A patent filed by Google indicates that the company is working on a motion-control system that takes advantage of front-facing cameras in smartphones and tablets.
A patent filing made public last week suggests that Google is working to turn a device's front-facing camera into a motion-input system, allowing consumers to use gestures instead of greasing up the screen with fingerprints. If granted, the company could reportedly take this patent down several avenues, including incorporating the technology into Android itself, saving the tech for Motorola, or hording the patent for use against rivals Apple and Microsoft.
The submission, titled Use camera to augment input for portable electronic device, describes a method of controlling a portable electronic device including an image capturing device. The method comprises of "detecting, via the image capturing device, motions of an object over the image capturing device; determining a type of the detected motions using timing information related to the detected motions, the timing information comprising duration of at least one of the detected motions; and controlling the portable electronic device based on the determined motion type."
The patent indicates that human fingers are making gestures by "single tapping, double tapping, hovering, holding and swiping." These gestures could trigger phone calls, allow users to navigate through photos, music and videos, swipe through the internet and more. The proposed system may even incorporate additional hardware like the microphone, the accelerometer, digital compass and other installed features.
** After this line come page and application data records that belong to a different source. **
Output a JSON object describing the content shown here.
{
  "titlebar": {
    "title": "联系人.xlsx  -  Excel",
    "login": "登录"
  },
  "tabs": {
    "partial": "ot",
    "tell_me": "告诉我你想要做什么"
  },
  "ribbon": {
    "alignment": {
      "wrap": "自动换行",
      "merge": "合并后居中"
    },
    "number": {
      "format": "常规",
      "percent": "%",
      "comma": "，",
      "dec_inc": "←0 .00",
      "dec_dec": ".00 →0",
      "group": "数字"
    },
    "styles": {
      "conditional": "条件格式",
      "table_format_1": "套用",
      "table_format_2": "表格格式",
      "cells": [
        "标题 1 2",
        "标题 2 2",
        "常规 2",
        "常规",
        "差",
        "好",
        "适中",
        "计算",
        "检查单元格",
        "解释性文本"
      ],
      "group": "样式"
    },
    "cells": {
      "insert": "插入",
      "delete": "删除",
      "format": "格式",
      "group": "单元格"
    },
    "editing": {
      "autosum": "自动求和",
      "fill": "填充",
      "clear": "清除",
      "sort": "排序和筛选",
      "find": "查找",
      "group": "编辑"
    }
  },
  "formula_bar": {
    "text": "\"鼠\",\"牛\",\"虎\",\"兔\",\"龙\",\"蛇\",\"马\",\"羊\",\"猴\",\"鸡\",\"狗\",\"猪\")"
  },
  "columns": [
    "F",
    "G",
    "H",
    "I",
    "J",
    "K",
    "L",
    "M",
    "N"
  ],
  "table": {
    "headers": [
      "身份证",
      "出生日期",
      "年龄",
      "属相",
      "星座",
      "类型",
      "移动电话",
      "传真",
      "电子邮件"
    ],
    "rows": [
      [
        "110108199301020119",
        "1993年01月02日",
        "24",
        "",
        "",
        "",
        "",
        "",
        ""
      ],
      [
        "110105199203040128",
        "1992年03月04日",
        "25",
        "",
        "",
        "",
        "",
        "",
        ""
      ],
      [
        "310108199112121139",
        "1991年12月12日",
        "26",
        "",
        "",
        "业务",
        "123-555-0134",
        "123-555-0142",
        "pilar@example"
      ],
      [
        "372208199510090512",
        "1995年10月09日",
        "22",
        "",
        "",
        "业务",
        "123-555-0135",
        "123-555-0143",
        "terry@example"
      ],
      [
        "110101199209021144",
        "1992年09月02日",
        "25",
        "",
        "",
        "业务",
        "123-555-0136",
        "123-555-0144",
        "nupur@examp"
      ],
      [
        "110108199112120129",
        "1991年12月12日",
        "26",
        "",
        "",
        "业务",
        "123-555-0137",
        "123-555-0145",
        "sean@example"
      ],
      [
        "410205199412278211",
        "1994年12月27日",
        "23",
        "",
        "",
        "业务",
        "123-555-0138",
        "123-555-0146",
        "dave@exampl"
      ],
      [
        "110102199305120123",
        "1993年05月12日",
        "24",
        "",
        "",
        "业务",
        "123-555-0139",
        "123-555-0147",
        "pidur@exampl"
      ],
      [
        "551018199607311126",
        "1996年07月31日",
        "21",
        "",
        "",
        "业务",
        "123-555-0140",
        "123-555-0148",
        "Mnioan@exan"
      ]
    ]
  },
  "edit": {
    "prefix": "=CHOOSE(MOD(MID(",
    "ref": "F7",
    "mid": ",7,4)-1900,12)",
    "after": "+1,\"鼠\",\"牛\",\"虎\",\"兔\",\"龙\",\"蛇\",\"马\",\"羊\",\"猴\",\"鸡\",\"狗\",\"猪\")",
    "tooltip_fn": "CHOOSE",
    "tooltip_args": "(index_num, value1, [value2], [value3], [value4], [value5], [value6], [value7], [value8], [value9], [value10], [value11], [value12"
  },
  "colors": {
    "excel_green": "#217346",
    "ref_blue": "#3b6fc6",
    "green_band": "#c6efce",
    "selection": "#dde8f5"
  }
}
"The system detects, through the image capturing device, motions of user finger over the image capturing device," reads the patent application. "The system determines a pattern of the detected motions using timing information related to the detected motions, and controls the portable electronic device based on the determined pattern. The system also receives inputs from other input devices associated with the portable electronic device, and controls the device based on combination of the determined pattern and the received inputs"
Google's system will use a combination of light and timing to determine what gesture and command is being used. The patent covers both physical touch against the device (as in clicking a virtual mouse button) and movement within the camera's range of sight as long as there is enough contrast in the captured frames to determine movement (meaning gesturing while standing in a dark closet is likely to fail).
"For example, the system may perform detecting and recognizing of the motion events based on illumination levels of images taken by the camera and timing information with regard to the motion events," the patents read. "By calculating the illumination level of an image received from the camera and comparing the illumination level with a predetermined threshold value, the system may determine that a release or a touch event has occurred. If the illumination level falls under the threshold value, an event of touching the camera has occurred."
While the patent uses the word "finger" throughout the filing, it also uses "object" when describing a method of input, possibly indicating that Google has more in mind than simply using finger-based motion input controls on tablets and smartphones. The patent seemingly backs up rumors that Google is currently working on a wearable augmented-reality computer -- aka a cool set of specs -- that features a front-facing camera for tracking hand and finger movements.
Based on the patent filing, it seems as though Google is taking advantage of front-facing cameras and building motion-sensing controls into Android. Google may also branch out and make this a standard feature in Android altogether, offering a native motion-sensing client for Google TV manufacturers. There's also that rumored entertainment system that may also take advantage of gestures as well.